Contributed by Léan Ní Chléirigh
It was with some trepidation that I arrived in the Duke Pub last Friday at 7.15 for the Dublin Literary Pub Crawl. Acting like a tourist in your own city is a dangerous business. As a Dub I get frequently irked by the twin pillars of Dublin Stereotype; Ross O’Caroll-Kelly and Dicey Riley. I feared the latter might be the principal focus of this tour. The tour begins in the Duke pub (and ends in Davy Byrnes on the same street) and there is a room set aside for the group to warm up between 7 and 7.30. The first item on the agenda is a brief introduction to the tour by your guides and the caveat that they are culture enthusiasts not experts so could we leave any really heavy questioning until the end. (I imagine this is the result of previous experience) We were also informed that there would be a quiz at the end of the tour in which one lucky punter could win the world famous Dublin Literary Tour T-Shirt.
The first hit of culture comes with a rendition of a few of the 27 verses of ‘Waxie’s Dargle’ a drinking song. Hmmm. I’ll keep an open mind for now. The performances are interspersed with banter, an extremely difficult thing to keep spontaneous night after night and, to be fair to the guides, while it may have seemed slightly forced to my ear, the bursts of laughter from the ‘real’ tourists showed that it was perfectly pitched. Then came a scene from ‘Waiting for Godot’ and the strength of the tour became immediately apparent. The tour guides are actors, and good ones. Even with the jolly, almost bawdy, mood of the audience which they stoked in the opening few minutes, there was complete silence for the five minute scene. After this we moved to O’Neills of Suffolk Street via Trinity College where a brief literary history of the college was interspersed with a reading from a letter of Oscar Wilde to his mother in which he related a (failed) attempt by a bunch of Iowa miners to drink him under the table. After O’Neills we were treated to a scene from ‘The Risen People,’ a stage play based on the novel ‘Strumpet City’ by James Plunkett and then on to the Old Stand. After the Old Stand, one of Michael Collins’ favoured watering holes, we went back to Duke Street where the Quiz was held outside the Duke bar and the final drink of the night was in Davy Byrne’s on the same street.

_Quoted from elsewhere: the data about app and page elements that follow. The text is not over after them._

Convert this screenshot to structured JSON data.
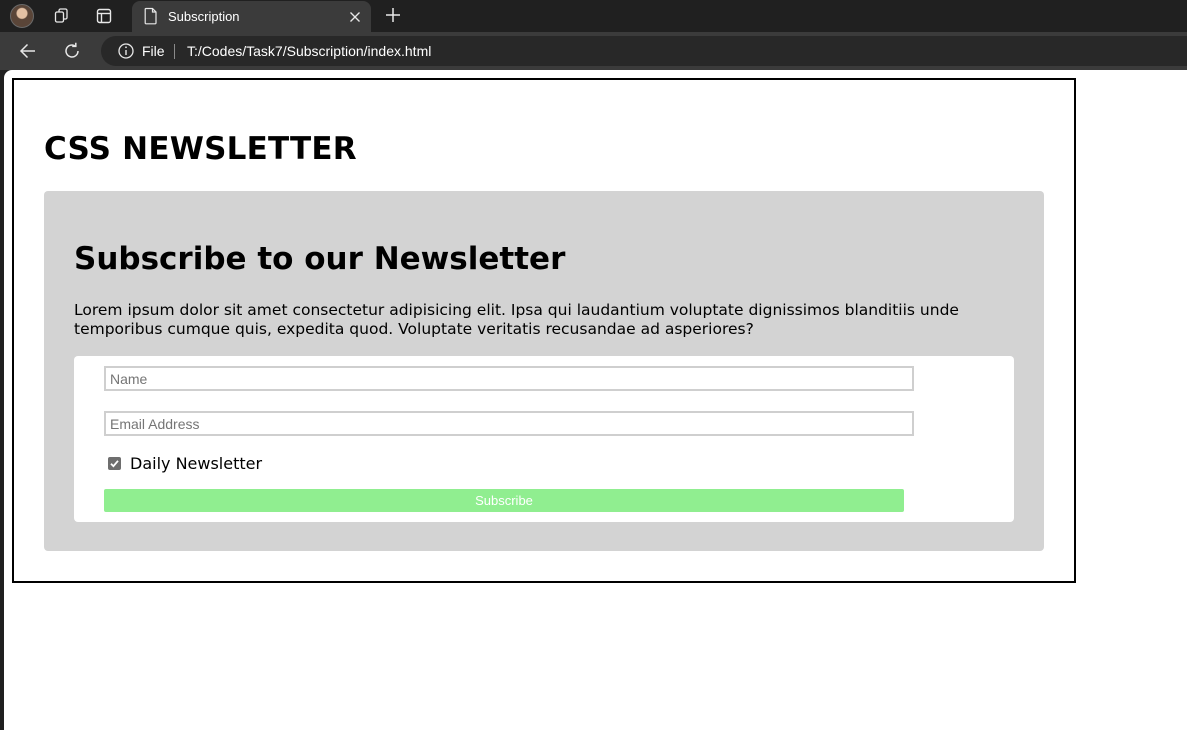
{
  "browser": {
    "tab_title": "Subscription",
    "url_scheme_label": "File",
    "url": "T:/Codes/Task7/Subscription/index.html",
    "icons": {
      "profile": "profile-avatar",
      "workspaces": "workspaces-icon",
      "tab_actions": "tab-actions-icon",
      "page": "page-icon",
      "close": "close-icon",
      "new_tab": "plus-icon",
      "back": "back-arrow-icon",
      "reload": "reload-icon",
      "info": "info-icon"
    }
  },
  "page": {
    "title": "CSS NEWSLETTER",
    "card": {
      "heading": "Subscribe to our Newsletter",
      "text": "Lorem ipsum dolor sit amet consectetur adipisicing elit. Ipsa qui laudantium voluptate dignissimos blanditiis unde temporibus cumque quis, expedita quod. Voluptate veritatis recusandae ad asperiores?",
      "form": {
        "name_placeholder": "Name",
        "name_value": "",
        "email_placeholder": "Email Address",
        "email_value": "",
        "checkbox_label": "Daily Newsletter",
        "checkbox_checked": true,
        "button_label": "Subscribe"
      }
    }
  },
  "colors": {
    "card_background": "#d3d3d3",
    "button_background": "#90ee90",
    "button_text": "#ffffff",
    "frame_border": "#000000"
  }
}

When acting as a tourist in your own city, even if you’re not as ‘fiercely true and loyal to the town that gave you birth,’ as I am, it is important to get your headspace right. Yes some of the banter was more overstated than it would be in a pub, but after a minute or two I realized that this is in fact the perfect opportunity to watch people from other countries appreciate your city, town, country. It’s a lovely feeling. The small size of the Dublin acting family means that you may recognize the actors from a play you’ve seen years ago, which adds to the familiarity of the whole experience. (The taller of the two used to be in ‘Pajo’s Junkbox’. Remember that?) There’s also the buzz you get when you share a part of the tour with the guides which strangers might not understand. In the scene from ‘The Risen People’, both myself and my friend spat on the floor in unison with the two actors when the name William Martin Murphy was mentioned. Not because we had seen the play you understand. Then there’s the chance to learn things you didn’t know about the literary history of Dublin (as if). Oliver Goldsmith wrote ‘Hickory Dickory Dock’!